It took a few minutes to get the children organized, but at last the countdown began, and on the count of three cold little hands fumbled with the silver cords that bound the boxes. Immediately many white boxes were thrown to the ground as little voices squeaked, "Ohhhh, there's a BUG in my box!" No one had mentioned that these Painted Ladies had so recently emerged from their chrysalides and that the pupal cases, looking like dead grubs, would still be in the boxes. As the boxes hit the concrete, the butterflies fell out and were trampled underfoot, even though many of the students tried to pick them up and toss them into the air. Because of time restraints, the children couldn't wait until the butterflies' wings had expanded so that they could fly, and many students elected to take their boxes home. The little containers were dropped hastily into bookbags and backpacks as the children rushed off to the waiting buses. A few brave butterflies got their wings in working order, took a deep breath and flew off into the gray, wet, cold world.
I saw the last few students off to busses , gathered up my stuff, and headed out to the car.
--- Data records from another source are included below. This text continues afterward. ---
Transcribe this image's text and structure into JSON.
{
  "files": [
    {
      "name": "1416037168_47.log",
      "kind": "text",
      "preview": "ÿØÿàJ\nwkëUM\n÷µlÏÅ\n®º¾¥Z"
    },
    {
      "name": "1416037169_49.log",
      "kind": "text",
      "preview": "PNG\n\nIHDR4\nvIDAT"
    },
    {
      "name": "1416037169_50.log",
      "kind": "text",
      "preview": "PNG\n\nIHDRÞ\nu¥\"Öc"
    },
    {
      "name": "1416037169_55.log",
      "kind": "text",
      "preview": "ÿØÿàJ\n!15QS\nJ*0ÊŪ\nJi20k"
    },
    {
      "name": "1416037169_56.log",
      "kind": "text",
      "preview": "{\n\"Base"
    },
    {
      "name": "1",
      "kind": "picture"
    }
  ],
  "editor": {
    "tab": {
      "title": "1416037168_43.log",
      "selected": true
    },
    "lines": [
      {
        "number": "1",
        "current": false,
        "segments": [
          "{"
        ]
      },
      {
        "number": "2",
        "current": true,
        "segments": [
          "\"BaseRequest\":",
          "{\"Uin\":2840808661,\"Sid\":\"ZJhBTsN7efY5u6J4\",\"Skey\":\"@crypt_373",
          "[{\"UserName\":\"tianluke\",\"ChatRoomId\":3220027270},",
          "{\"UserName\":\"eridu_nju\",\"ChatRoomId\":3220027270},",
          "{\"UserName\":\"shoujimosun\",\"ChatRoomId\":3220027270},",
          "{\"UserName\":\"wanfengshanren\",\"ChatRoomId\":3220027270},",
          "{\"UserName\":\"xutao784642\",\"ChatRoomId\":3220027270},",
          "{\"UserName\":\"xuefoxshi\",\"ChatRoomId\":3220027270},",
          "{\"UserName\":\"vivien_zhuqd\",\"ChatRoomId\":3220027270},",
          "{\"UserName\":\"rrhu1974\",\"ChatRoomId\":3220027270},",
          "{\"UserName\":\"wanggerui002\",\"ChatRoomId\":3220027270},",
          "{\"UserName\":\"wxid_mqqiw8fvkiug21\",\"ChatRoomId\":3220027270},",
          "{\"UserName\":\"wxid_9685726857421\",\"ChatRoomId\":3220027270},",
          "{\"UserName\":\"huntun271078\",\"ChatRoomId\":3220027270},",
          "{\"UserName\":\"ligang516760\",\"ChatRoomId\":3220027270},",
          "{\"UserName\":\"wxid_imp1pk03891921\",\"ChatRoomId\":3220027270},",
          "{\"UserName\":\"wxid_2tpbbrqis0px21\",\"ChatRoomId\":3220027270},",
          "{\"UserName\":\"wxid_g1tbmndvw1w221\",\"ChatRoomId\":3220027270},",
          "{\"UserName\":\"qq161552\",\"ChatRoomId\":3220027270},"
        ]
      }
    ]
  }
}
Up to today I had not heard of these promotional butterfly releases and was not at all impressed. When I got to my car, there, stuck to the wet windshield, was the sodden body of one of the brave little fliers from the playground... and suddenly the impact of what had happened that afternoon hit me. Hundreds of some of the most beautiful and delicate creatures in our world had been sacrificed for the momentary interest, if interest it could be called, of a group of unknowing and naturally careless children who had no understanding of what these lovely creatures were, why they were and are important, or how they live and grow. What had been accomplished beyond teaching children that Creation's gifts are only worthy of being thrown away when they have served our transient pleasure, like a fast-food wrapper? Is this really what we want to teach Washington's first and second graders?? I don't think so!!
Please use this as you can to help other teachers know how much
activity DOES NOT teach the values that are important and necessary to
our children as scientists, as stewards of the earth, and as human
JoLe Miller, Jr. High Science teacher (Retired)
Shame on them. I have just visited your site and I was shocked to learn that people actually
release butterflies at weddings, etc. I have never heard of such a thing here in Brazil,
I guess it hasn't occured to anyone yet. It's something really stupid because if you are releasing
them, you probably had to imprison them in the past. It is also sad because they
die. I wouldn't like to start up my marriage on such a note. I had no idea people
could do this kind of thing. Butterflies represent freedom. The really great feeling of being
visited by a butterfly cannot be bought. They choose to come. You can't force them.
Carol Rossi Siqueira